** Opening The records block **

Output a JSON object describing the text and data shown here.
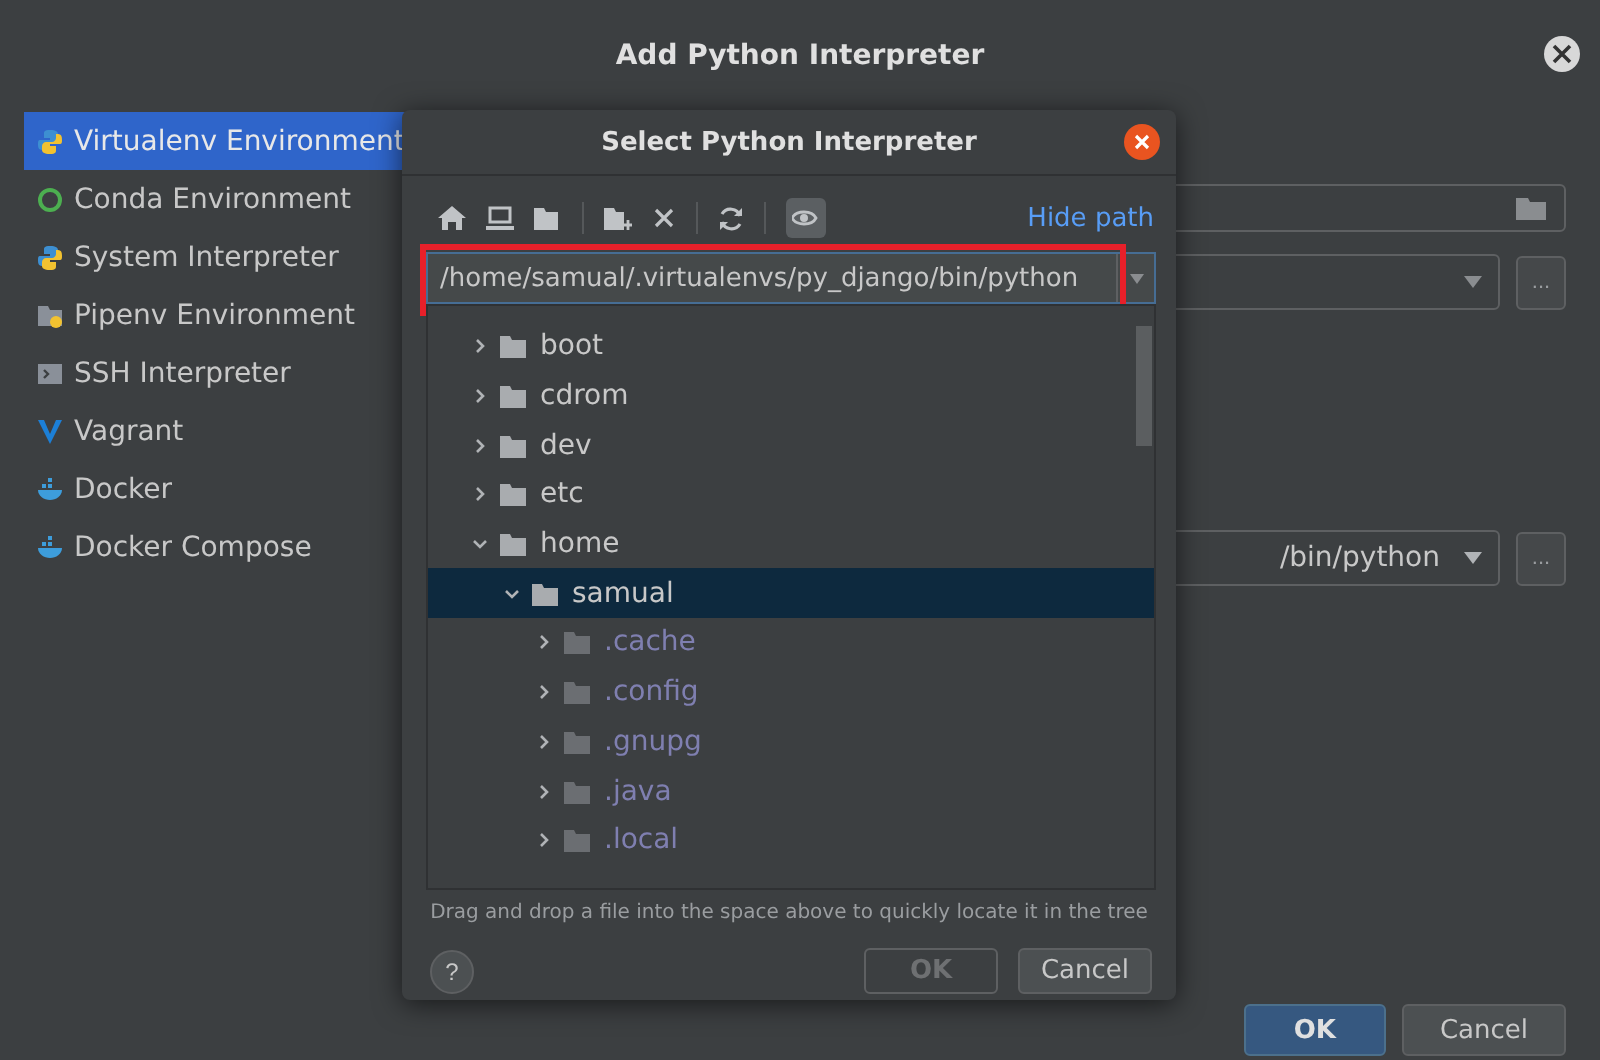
{
  "window": {
    "title": "Add Python Interpreter"
  },
  "sidebar": {
    "items": [
      {
        "label": "Virtualenv Environment",
        "kind": "python",
        "selected": true
      },
      {
        "label": "Conda Environment",
        "kind": "ring",
        "selected": false
      },
      {
        "label": "System Interpreter",
        "kind": "python",
        "selected": false
      },
      {
        "label": "Pipenv Environment",
        "kind": "folder",
        "selected": false
      },
      {
        "label": "SSH Interpreter",
        "kind": "terminal",
        "selected": false
      },
      {
        "label": "Vagrant",
        "kind": "v",
        "selected": false
      },
      {
        "label": "Docker",
        "kind": "whale",
        "selected": false
      },
      {
        "label": "Docker Compose",
        "kind": "whale",
        "selected": false
      }
    ]
  },
  "form": {
    "browse_buttons": [
      "...",
      "..."
    ],
    "interpreter_value": "/bin/python"
  },
  "buttons": [
    {
      "label": "OK",
      "primary": true
    },
    {
      "label": "Cancel",
      "primary": false
    }
  ],
  "dialog": {
    "title": "Select Python Interpreter",
    "hide_path_link": "Hide path",
    "path": "/home/samual/.virtualenvs/py_django/bin/python",
    "show_hidden_on": true,
    "tree": [
      {
        "name": "boot",
        "expanded": false,
        "hidden": false,
        "selected": false
      },
      {
        "name": "cdrom",
        "expanded": false,
        "hidden": false,
        "selected": false
      },
      {
        "name": "dev",
        "expanded": false,
        "hidden": false,
        "selected": false
      },
      {
        "name": "etc",
        "expanded": false,
        "hidden": false,
        "selected": false
      },
      {
        "name": "home",
        "expanded": true,
        "hidden": false,
        "selected": false,
        "children": [
          {
            "name": "samual",
            "expanded": true,
            "hidden": false,
            "selected": true,
            "children": [
              {
                "name": ".cache",
                "expanded": false,
                "hidden": true,
                "selected": false
              },
              {
                "name": ".config",
                "expanded": false,
                "hidden": true,
                "selected": false
              },
              {
                "name": ".gnupg",
                "expanded": false,
                "hidden": true,
                "selected": false
              },
              {
                "name": ".java",
                "expanded": false,
                "hidden": true,
                "selected": false
              },
              {
                "name": ".local",
                "expanded": false,
                "hidden": true,
                "selected": false
              }
            ]
          }
        ]
      }
    ],
    "hint": "Drag and drop a file into the space above to quickly locate it in the tree",
    "help_button": "?",
    "buttons": [
      {
        "label": "OK",
        "disabled": true
      },
      {
        "label": "Cancel",
        "disabled": false
      }
    ]
  }
}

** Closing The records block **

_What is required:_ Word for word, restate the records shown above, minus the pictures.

_Result:_
Output a JSON object describing the text and data shown here.
{
  "window": {
    "title": "Add Python Interpreter"
  },
  "sidebar": {
    "items": [
      {
        "label": "Virtualenv Environment",
        "kind": "python",
        "selected": true
      },
      {
        "label": "Conda Environment",
        "kind": "ring",
        "selected": false
      },
      {
        "label": "System Interpreter",
        "kind": "python",
        "selected": false
      },
      {
        "label": "Pipenv Environment",
        "kind": "folder",
        "selected": false
      },
      {
        "label": "SSH Interpreter",
        "kind": "terminal",
        "selected": false
      },
      {
        "label": "Vagrant",
        "kind": "v",
        "selected": false
      },
      {
        "label": "Docker",
        "kind": "whale",
        "selected": false
      },
      {
        "label": "Docker Compose",
        "kind": "whale",
        "selected": false
      }
    ]
  },
  "form": {
    "browse_buttons": [
      "...",
      "..."
    ],
    "interpreter_value": "/bin/python"
  },
  "buttons": [
    {
      "label": "OK",
      "primary": true
    },
    {
      "label": "Cancel",
      "primary": false
    }
  ],
  "dialog": {
    "title": "Select Python Interpreter",
    "hide_path_link": "Hide path",
    "path": "/home/samual/.virtualenvs/py_django/bin/python",
    "show_hidden_on": true,
    "tree": [
      {
        "name": "boot",
        "expanded": false,
        "hidden": false,
        "selected": false
      },
      {
        "name": "cdrom",
        "expanded": false,
        "hidden": false,
        "selected": false
      },
      {
        "name": "dev",
        "expanded": false,
        "hidden": false,
        "selected": false
      },
      {
        "name": "etc",
        "expanded": false,
        "hidden": false,
        "selected": false
      },
      {
        "name": "home",
        "expanded": true,
        "hidden": false,
        "selected": false,
        "children": [
          {
            "name": "samual",
            "expanded": true,
            "hidden": false,
            "selected": true,
            "children": [
              {
                "name": ".cache",
                "expanded": false,
                "hidden": true,
                "selected": false
              },
              {
                "name": ".config",
                "expanded": false,
                "hidden": true,
                "selected": false
              },
              {
                "name": ".gnupg",
                "expanded": false,
                "hidden": true,
                "selected": false
              },
              {
                "name": ".java",
                "expanded": false,
                "hidden": true,
                "selected": false
              },
              {
                "name": ".local",
                "expanded": false,
                "hidden": true,
                "selected": false
              }
            ]
          }
        ]
      }
    ],
    "hint": "Drag and drop a file into the space above to quickly locate it in the tree",
    "help_button": "?",
    "buttons": [
      {
        "label": "OK",
        "disabled": true
      },
      {
        "label": "Cancel",
        "disabled": false
      }
    ]
  }
}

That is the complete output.